Follow that bird
Take a trip you'll never forget to the stark and beautiful world of The Unfinished Swan. You control a young orphan called Monroe, who is allowed to take only one of his mother's paintings to the orphanage, so he chooses The Unfinished Swan – her favourite work but one she never managed to complete before she died. One night, the young lad wakes to find the swan has disappeared from the painting, leaving only a trail of golden footprints. He decides to follow...
Transported to a mysterious kingdom, Monroe must discover why it has become abandoned. Inching his way through the pure white surroundings Monroe meets the selfish, arrogant king who built the realm. Convinced no colour was good enough for it, the king created the world in his own image, yet to Monroe it's a totally blank canvas ready for him to explore.

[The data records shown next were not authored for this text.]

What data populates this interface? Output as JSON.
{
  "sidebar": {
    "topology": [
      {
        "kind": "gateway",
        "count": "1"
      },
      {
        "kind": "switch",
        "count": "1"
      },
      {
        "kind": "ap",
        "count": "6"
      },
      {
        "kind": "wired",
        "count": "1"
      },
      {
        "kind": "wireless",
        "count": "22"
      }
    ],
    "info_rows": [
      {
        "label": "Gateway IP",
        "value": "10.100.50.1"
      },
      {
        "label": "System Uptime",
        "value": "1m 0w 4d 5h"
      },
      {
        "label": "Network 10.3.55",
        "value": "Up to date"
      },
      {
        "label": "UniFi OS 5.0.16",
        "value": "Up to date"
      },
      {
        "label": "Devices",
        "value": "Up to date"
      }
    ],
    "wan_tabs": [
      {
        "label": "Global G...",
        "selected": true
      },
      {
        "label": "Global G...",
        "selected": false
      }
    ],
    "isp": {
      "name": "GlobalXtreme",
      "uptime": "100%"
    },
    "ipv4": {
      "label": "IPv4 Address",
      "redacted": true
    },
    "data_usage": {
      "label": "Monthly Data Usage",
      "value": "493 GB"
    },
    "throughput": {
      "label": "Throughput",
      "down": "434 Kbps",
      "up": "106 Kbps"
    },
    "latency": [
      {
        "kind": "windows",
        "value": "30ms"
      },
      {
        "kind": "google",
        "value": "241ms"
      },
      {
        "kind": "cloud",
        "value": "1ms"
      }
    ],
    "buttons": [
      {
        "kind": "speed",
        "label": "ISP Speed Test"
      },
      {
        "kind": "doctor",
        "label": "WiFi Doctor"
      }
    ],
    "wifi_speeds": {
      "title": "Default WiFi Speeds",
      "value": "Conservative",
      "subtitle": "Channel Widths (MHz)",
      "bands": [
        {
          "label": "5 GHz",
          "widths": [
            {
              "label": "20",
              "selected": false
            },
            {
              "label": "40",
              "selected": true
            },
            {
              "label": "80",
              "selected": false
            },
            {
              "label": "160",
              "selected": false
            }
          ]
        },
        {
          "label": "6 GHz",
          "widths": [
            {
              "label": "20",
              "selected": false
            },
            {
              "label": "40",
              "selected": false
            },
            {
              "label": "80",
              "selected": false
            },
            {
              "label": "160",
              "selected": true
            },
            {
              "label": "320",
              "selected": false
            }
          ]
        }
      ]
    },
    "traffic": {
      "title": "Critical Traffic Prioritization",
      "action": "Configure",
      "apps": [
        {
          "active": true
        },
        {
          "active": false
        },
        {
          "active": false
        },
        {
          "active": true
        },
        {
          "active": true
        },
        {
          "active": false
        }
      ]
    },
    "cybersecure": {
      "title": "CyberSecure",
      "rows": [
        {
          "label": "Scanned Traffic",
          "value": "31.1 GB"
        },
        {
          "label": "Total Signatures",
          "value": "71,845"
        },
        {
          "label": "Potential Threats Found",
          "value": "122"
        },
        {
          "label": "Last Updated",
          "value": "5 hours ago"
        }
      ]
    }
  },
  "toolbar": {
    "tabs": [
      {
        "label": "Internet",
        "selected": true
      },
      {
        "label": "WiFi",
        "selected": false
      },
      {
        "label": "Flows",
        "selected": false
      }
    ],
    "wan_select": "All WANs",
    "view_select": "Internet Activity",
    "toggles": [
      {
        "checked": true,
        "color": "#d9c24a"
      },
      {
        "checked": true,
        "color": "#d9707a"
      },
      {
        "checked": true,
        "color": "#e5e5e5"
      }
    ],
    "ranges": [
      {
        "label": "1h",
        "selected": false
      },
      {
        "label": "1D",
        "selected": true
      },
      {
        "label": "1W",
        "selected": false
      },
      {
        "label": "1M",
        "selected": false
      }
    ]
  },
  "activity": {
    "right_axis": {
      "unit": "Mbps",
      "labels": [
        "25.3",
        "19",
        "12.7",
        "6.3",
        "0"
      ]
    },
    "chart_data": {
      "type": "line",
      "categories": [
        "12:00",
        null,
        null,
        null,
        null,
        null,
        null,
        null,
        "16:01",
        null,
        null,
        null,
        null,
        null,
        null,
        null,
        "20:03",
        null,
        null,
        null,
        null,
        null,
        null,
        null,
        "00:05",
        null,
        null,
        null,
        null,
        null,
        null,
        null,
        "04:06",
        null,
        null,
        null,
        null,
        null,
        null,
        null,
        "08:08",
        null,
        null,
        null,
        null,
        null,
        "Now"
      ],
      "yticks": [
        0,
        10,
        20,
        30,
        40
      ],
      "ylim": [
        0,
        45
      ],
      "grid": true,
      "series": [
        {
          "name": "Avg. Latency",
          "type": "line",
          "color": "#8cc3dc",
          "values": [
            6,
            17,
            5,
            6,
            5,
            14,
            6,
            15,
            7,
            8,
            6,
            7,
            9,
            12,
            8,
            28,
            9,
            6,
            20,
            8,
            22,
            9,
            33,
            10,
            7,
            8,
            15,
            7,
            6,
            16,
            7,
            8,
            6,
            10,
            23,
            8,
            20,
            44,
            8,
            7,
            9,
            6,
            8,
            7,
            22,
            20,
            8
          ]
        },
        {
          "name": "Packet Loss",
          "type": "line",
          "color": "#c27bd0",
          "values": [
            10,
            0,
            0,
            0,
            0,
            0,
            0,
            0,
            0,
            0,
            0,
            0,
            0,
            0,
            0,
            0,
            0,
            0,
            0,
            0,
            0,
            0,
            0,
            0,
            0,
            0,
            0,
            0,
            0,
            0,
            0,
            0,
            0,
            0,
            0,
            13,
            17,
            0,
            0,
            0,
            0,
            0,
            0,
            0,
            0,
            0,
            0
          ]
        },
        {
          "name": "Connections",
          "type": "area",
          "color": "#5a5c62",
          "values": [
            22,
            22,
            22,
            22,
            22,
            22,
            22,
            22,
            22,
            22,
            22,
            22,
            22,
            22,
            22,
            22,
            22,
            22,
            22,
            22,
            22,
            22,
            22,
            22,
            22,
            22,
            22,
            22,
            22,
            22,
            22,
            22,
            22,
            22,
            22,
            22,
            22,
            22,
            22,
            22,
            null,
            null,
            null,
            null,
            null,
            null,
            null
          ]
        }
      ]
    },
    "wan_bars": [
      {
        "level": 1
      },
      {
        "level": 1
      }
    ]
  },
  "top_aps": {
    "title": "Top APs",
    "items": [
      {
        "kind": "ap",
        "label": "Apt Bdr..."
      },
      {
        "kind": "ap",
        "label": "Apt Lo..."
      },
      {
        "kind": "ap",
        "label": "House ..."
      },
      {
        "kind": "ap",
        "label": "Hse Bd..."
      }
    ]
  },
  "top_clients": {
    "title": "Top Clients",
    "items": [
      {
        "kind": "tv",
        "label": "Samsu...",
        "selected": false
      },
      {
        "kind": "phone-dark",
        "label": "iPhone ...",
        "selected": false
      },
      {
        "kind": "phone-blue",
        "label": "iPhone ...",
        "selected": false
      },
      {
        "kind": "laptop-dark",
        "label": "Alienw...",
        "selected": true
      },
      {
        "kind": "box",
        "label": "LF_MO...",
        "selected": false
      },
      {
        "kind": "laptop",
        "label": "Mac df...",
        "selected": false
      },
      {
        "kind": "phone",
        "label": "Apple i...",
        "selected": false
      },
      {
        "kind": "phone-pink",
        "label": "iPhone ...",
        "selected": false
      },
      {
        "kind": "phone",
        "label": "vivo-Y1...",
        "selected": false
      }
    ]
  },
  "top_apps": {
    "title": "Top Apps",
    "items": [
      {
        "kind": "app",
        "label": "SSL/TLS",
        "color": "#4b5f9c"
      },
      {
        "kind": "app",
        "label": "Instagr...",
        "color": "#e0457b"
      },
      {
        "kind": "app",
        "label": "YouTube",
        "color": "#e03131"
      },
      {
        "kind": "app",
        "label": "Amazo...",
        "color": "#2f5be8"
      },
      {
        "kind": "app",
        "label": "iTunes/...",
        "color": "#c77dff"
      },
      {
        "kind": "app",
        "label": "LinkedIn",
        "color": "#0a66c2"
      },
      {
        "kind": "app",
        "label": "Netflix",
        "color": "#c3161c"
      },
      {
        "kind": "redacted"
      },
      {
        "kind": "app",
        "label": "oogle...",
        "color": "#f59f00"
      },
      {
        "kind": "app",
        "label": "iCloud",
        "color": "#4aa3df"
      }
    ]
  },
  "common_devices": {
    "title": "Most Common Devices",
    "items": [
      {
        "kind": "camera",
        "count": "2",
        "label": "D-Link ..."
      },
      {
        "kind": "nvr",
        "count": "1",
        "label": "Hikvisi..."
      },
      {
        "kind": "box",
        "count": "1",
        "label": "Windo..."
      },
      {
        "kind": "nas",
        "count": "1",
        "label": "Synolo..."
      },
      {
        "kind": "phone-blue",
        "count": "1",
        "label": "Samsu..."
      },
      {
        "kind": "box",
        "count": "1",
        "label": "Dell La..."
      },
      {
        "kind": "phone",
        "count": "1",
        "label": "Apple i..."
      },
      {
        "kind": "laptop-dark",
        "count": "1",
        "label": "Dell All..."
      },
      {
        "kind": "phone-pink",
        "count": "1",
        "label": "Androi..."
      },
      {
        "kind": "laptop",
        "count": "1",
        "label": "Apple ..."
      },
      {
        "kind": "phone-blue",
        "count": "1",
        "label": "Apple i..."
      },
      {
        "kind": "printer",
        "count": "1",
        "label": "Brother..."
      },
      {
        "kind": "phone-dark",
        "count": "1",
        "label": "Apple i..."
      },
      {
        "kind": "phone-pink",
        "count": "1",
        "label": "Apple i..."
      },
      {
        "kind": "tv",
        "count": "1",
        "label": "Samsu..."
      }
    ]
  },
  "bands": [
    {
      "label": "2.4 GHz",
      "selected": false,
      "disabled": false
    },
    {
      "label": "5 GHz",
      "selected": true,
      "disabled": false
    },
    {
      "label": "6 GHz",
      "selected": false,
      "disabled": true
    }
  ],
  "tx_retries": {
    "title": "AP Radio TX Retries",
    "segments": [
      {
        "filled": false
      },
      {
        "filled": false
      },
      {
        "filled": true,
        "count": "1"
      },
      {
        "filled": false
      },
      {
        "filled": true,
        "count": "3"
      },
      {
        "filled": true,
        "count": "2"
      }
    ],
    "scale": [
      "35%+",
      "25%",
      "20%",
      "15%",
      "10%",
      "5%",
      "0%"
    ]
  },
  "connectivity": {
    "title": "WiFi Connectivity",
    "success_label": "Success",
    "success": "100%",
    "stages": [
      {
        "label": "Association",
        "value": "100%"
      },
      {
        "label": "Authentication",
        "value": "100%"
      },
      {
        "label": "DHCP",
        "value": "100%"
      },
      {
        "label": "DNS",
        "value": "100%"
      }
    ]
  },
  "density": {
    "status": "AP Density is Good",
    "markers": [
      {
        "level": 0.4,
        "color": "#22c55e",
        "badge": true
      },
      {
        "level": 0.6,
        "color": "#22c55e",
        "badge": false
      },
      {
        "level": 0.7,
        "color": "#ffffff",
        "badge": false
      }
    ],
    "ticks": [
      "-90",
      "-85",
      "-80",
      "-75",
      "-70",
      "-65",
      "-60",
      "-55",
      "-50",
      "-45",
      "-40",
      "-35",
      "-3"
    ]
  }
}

The Unfinished Swan is one of the most striking games on PlayStation 3. Its simplicity and starkness is its strength, with parts of the environment revealed piece by piece in black splashes against the bright white canvas. You may spot the edge of a wall or a shadow cast by an unseen building though you still have to pick out the way ahead by splashing paint around.
Look out for storybook pages and collect hidden balloons to buy extras from the Toys menu such as concept art and an in-game balloon radar in case you missed any first time around. There are also one or two surprises to uncover, including a reference to fellow PlayStation Network puzzle game Journey. We won't spoil things by telling you more...
Film fans may also recognise one of the game's narrators as Terry Gilliam, the animator and movie director .
Paint it black
The Unfinished Swan is played from a first person perspective, with an on-screen indicator showing where you can throw balls of black paint. When the paint splats on the white canvas it reveals shapes and parts of the environment around you, thereby uncovering the way forward as well as any puzzles. You can also use the PlayStation Move motion controller to lob the paint with a deft flick of the wrist.
Later stages mix things up and keep the gameplay fresh. On one occasion your paint is replaced by water, which you use to entice vines so that you can climb them. In another puzzle you paint and stretch items in one reality so that you can use them in another reality to reach previously inaccessible areas. Plus enemies such as spiders are introduced, where you must splat lanterns to light the path in order to keep them at bay.
Helpful golden swan footprints are there to guide you through the landscapes. There are also no restrictions on how many balls of paint can be thrown, and you simply aim and fire to do so, leaving you free to explore the world and soak up the beautiful yet melancholy environments.